Members of the Prince William Board of County Supervisors voted on Tuesday to scrap the county's internal auditing department and hire an outside contractor to do the bulk of future work.
The supervisors voted 6-1 in favor of the move to outsource the work to a national firm, McGladrey, and maintain just one staff member to oversee the outside auditors. Audits will be approved by the Board on a case-by-case basis, which the supervisors expect to save the county money.
The move had stirred up some controversy this week, after the Washington Post published a memo from the audit department early this week that was critical of the move. The decision comes at the same time as the supervisors discuss ideas on how to cut millions from the county budget.
The auditors—who just a few years ago helped uncover millions of dollars worth of criminal fraud by members of the county's IT department—pushed back against the idea of eliminating the department. They wrote that privatization would lead to loss of institutional knowledge and a contractor would be less independent.
The auditors also wrote that since the contractor had been tasked with developing an audit plan and looking at risk assessment, there was at least the appearance of a conflict of interest in hiring the firm.
"A consequence of tasking the contractor with this type of responsibility is that the contractor would be proposing their own work to be performed under the contract...The taxpayers and the BOCS could continually question whether audits are proposed by the contractor for reasons of highest risk or other valid criteria or whether they were chose for self-serving reasons," the memo read.
Chairman Corey Stewart said at the meeting that an outside contractor would report to the BOCS audit committee and would retain independence.
“We are not getting rid of internal audit," said Stewart. "We will be spending just as much money on internal audit as we did in the past. We will continue to have an internal auditor, but they will have at their disposal the Board auditing committees, one of the best auditing firms in the country, McGladrey."

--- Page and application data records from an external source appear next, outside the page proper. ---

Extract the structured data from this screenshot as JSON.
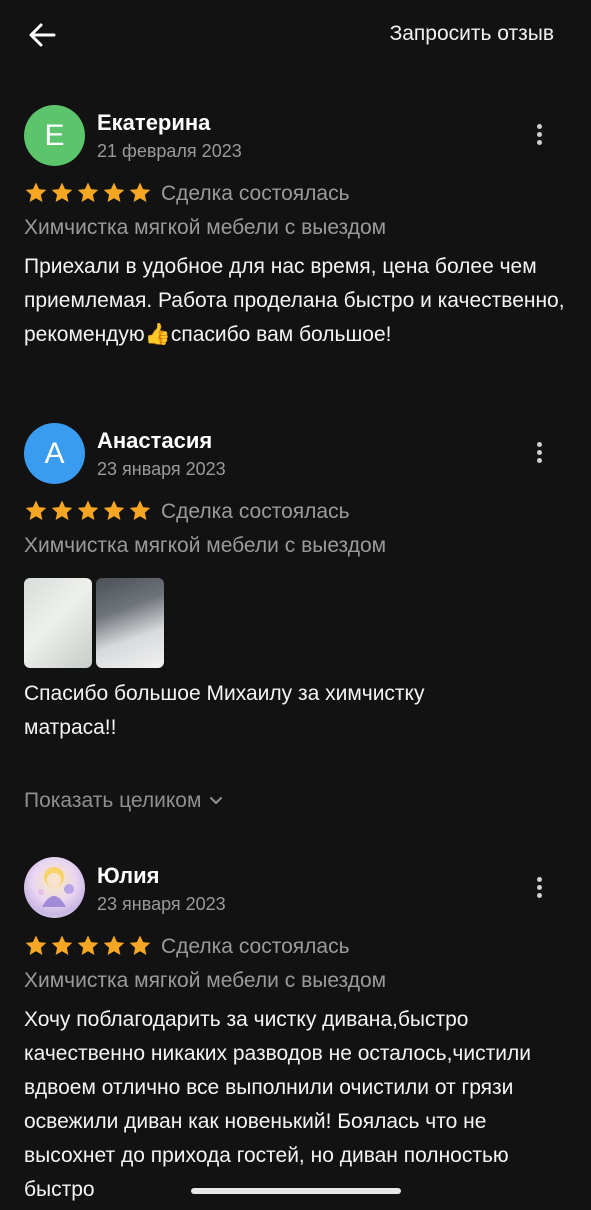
{
  "header": {
    "back_icon": "arrow-left-icon",
    "request_label": "Запросить отзыв"
  },
  "colors": {
    "background": "#121212",
    "star": "#f5a623",
    "avatar_green": "#5cc46b",
    "avatar_blue": "#3a9cf0",
    "muted_text": "#9a9a9a"
  },
  "reviews": [
    {
      "initial": "Е",
      "name": "Екатерина",
      "date": "21 февраля 2023",
      "rating": 5,
      "status": "Сделка состоялась",
      "service": "Химчистка мягкой мебели с выездом",
      "text": "Приехали в удобное для нас время, цена более чем приемлемая. Работа проделана быстро и качественно, рекомендую👍спасибо вам большое!"
    },
    {
      "initial": "А",
      "name": "Анастасия",
      "date": "23 января 2023",
      "rating": 5,
      "status": "Сделка состоялась",
      "service": "Химчистка мягкой мебели с выездом",
      "text": "Спасибо большое Михаилу за химчистку матраса!!",
      "show_all": "Показать целиком"
    },
    {
      "name": "Юлия",
      "date": "23 января 2023",
      "rating": 5,
      "status": "Сделка состоялась",
      "service": "Химчистка мягкой мебели с выездом",
      "text": "Хочу поблагодарить за чистку дивана,быстро качественно никаких разводов не осталось,чистили вдвоем отлично все выполнили очистили от грязи освежили диван как новенький! Боялась что не высохнет до прихода гостей, но диван полностью быстро"
    }
  ]
}
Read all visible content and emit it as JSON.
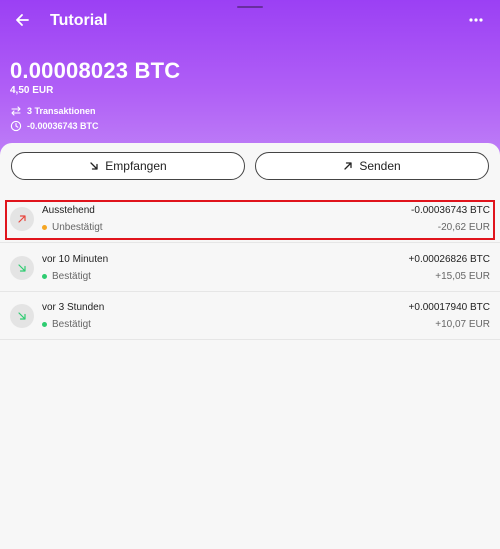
{
  "app": {
    "title": "Tutorial"
  },
  "wallet": {
    "balance": "0.00008023 BTC",
    "fiat": "4,50 EUR",
    "tx_count": "3 Transaktionen",
    "pending": "-0.00036743 BTC"
  },
  "actions": {
    "receive_label": "Empfangen",
    "send_label": "Senden"
  },
  "transactions": [
    {
      "label": "Ausstehend",
      "status": "Unbestätigt",
      "amount": "-0.00036743 BTC",
      "fiat": "-20,62 EUR",
      "direction": "outgoing",
      "status_color": "#f5a623",
      "icon": "arrow-up-right-icon"
    },
    {
      "label": "vor 10 Minuten",
      "status": "Bestätigt",
      "amount": "+0.00026826 BTC",
      "fiat": "+15,05 EUR",
      "direction": "incoming",
      "status_color": "#2ecc71",
      "icon": "arrow-down-right-icon"
    },
    {
      "label": "vor 3 Stunden",
      "status": "Bestätigt",
      "amount": "+0.00017940 BTC",
      "fiat": "+10,07 EUR",
      "direction": "incoming",
      "status_color": "#2ecc71",
      "icon": "arrow-down-right-icon"
    }
  ],
  "icons": {
    "back": "arrow-left-icon",
    "menu": "more-vert-icon",
    "transfer": "swap-icon",
    "clock": "clock-icon"
  },
  "colors": {
    "header_top": "#9b40f4",
    "outgoing": "#e8453c",
    "incoming": "#2ecc71",
    "highlight": "#e0141c"
  }
}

Stewart characterized the county department's work on some of the recent audits as unsatisfactory and incomplete.
Woodbridge Supervisor Frank Principi, the dissenting vote, said that while McGladrey is a reputable firm, he did not equate privatization with independence and wanted more information.

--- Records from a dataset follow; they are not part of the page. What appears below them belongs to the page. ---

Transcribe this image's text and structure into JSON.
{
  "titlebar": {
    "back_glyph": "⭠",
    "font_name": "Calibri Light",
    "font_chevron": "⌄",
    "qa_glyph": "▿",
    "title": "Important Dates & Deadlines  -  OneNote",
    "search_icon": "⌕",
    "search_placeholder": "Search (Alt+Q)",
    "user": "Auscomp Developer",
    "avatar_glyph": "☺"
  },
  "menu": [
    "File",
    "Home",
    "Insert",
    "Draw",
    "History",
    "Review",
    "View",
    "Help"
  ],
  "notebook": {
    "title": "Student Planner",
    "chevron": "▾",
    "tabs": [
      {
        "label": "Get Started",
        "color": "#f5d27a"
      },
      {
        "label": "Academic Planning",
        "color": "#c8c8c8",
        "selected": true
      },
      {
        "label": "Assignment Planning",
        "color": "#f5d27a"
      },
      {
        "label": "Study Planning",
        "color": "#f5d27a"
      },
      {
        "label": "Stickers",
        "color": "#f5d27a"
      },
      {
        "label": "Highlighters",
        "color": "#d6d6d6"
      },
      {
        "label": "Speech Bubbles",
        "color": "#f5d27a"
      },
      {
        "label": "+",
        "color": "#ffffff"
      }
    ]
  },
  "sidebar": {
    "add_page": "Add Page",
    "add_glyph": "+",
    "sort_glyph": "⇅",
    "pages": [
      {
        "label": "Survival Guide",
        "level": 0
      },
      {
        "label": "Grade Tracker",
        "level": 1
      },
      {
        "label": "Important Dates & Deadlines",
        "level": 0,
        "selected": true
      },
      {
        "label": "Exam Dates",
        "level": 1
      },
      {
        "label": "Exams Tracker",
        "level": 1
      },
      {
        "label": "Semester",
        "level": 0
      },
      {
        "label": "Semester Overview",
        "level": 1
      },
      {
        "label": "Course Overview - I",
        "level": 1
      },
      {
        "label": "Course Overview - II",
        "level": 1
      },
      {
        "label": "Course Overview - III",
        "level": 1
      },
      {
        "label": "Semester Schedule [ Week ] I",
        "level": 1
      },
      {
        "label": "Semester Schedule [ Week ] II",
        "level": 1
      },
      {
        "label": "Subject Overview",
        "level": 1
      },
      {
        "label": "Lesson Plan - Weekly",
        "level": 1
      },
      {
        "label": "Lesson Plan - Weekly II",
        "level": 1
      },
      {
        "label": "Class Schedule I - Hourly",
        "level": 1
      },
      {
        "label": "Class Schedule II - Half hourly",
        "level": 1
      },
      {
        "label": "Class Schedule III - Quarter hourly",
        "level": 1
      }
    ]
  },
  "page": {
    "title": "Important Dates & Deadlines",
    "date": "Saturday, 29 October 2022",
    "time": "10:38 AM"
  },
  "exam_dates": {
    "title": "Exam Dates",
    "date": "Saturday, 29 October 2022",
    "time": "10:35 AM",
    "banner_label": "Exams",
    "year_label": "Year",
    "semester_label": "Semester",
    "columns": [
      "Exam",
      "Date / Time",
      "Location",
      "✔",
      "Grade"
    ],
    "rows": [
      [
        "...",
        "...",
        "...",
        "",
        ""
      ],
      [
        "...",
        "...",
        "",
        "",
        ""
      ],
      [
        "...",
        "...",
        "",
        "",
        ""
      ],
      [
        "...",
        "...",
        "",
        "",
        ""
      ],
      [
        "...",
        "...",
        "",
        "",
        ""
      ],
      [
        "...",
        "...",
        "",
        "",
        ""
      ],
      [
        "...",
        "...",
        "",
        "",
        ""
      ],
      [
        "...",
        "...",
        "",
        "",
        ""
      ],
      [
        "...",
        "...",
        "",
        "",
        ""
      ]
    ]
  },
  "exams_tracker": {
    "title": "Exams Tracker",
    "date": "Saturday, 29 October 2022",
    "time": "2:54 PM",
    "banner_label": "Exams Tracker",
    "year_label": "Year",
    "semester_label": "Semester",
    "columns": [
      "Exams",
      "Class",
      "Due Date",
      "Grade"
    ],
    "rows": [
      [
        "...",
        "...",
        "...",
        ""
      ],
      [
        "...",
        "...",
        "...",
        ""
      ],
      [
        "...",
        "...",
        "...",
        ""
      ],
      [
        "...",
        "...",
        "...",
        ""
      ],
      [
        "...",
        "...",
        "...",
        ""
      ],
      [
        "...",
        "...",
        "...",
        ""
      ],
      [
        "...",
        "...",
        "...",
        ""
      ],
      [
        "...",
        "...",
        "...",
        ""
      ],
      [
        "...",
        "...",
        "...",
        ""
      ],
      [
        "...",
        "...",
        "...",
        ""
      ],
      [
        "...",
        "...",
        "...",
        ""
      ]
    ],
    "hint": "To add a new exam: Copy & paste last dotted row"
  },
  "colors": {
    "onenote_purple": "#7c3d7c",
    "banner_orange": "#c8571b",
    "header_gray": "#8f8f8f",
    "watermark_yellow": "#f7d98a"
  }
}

“Once we push this button and we make this decision as a Board, who is that director of the audit function beginning tomorrow morning, or tonight?" Principi asked. "Who is that person and who does that person report to?”
Stewart then referred Principi to the McGladrey website.